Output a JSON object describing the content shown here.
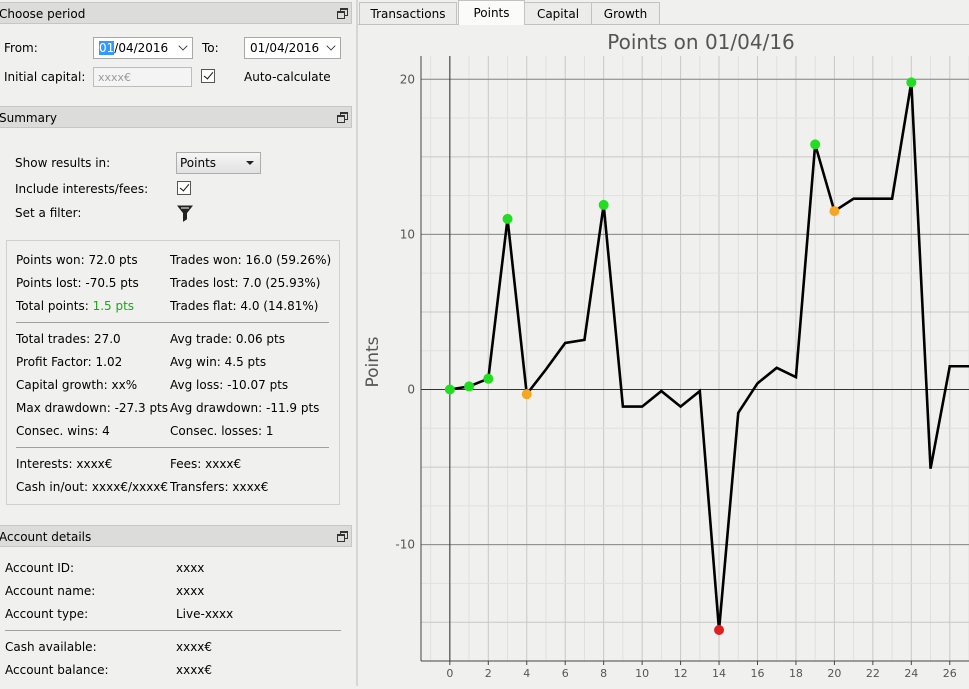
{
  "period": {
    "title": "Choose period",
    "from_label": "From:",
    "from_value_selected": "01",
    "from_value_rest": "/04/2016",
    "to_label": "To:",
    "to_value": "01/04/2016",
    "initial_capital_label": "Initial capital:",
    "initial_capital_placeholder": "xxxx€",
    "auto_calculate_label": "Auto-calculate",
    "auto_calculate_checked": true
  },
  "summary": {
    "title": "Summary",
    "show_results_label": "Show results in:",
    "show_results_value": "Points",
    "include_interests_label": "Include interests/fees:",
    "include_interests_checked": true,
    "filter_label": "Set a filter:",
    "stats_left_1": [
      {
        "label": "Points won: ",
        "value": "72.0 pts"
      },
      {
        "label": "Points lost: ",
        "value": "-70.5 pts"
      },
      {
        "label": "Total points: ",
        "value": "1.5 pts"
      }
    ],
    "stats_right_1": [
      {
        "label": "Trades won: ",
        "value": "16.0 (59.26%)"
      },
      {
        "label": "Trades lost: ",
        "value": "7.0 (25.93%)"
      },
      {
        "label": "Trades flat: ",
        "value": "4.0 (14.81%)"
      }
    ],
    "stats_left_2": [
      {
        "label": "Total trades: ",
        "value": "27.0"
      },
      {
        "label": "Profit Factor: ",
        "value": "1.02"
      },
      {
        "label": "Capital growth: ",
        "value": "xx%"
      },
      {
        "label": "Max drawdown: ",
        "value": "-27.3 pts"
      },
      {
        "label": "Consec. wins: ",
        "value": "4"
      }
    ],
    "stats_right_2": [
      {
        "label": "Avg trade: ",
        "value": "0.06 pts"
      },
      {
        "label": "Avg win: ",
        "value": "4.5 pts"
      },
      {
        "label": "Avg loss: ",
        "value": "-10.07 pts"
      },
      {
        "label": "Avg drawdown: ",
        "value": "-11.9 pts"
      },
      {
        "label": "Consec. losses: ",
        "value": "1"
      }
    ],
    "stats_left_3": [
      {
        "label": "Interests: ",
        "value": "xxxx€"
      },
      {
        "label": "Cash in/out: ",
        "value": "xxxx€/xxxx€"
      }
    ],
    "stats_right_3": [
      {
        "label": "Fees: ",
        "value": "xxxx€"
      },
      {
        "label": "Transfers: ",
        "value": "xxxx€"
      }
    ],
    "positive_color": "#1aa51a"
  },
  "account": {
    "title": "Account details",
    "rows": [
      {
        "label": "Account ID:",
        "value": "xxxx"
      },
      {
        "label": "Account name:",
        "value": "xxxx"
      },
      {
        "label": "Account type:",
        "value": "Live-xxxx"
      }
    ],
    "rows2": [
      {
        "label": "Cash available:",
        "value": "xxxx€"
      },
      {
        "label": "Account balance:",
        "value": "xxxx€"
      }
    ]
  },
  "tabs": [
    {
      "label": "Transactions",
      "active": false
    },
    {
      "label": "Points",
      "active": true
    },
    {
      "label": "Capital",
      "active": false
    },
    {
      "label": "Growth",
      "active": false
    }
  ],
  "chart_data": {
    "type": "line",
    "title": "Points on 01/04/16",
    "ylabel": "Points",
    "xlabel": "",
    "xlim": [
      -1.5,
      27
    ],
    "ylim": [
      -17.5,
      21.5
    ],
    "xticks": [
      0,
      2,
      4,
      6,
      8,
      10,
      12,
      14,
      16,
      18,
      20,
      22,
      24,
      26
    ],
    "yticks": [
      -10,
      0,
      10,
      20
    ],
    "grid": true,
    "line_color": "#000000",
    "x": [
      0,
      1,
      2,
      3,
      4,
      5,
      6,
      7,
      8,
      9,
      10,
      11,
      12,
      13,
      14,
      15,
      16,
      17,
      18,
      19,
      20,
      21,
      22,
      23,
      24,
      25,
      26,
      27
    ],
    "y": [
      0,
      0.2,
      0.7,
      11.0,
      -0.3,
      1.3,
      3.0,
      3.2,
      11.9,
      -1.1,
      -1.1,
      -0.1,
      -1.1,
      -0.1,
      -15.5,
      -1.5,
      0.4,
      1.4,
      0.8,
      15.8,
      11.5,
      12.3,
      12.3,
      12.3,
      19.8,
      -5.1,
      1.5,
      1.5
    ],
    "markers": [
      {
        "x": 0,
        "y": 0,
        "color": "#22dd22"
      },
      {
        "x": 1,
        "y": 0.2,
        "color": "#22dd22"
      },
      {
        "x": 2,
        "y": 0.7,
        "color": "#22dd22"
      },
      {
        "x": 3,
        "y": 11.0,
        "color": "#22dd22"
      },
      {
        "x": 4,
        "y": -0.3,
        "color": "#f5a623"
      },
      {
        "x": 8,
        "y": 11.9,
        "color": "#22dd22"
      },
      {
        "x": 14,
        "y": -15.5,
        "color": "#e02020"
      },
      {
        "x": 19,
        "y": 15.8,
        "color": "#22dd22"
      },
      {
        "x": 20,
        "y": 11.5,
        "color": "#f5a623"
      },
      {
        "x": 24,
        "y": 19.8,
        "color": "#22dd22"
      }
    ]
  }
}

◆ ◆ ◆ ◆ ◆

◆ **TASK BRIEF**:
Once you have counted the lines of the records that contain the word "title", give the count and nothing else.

◆ **EXERCISE RESULT**:
4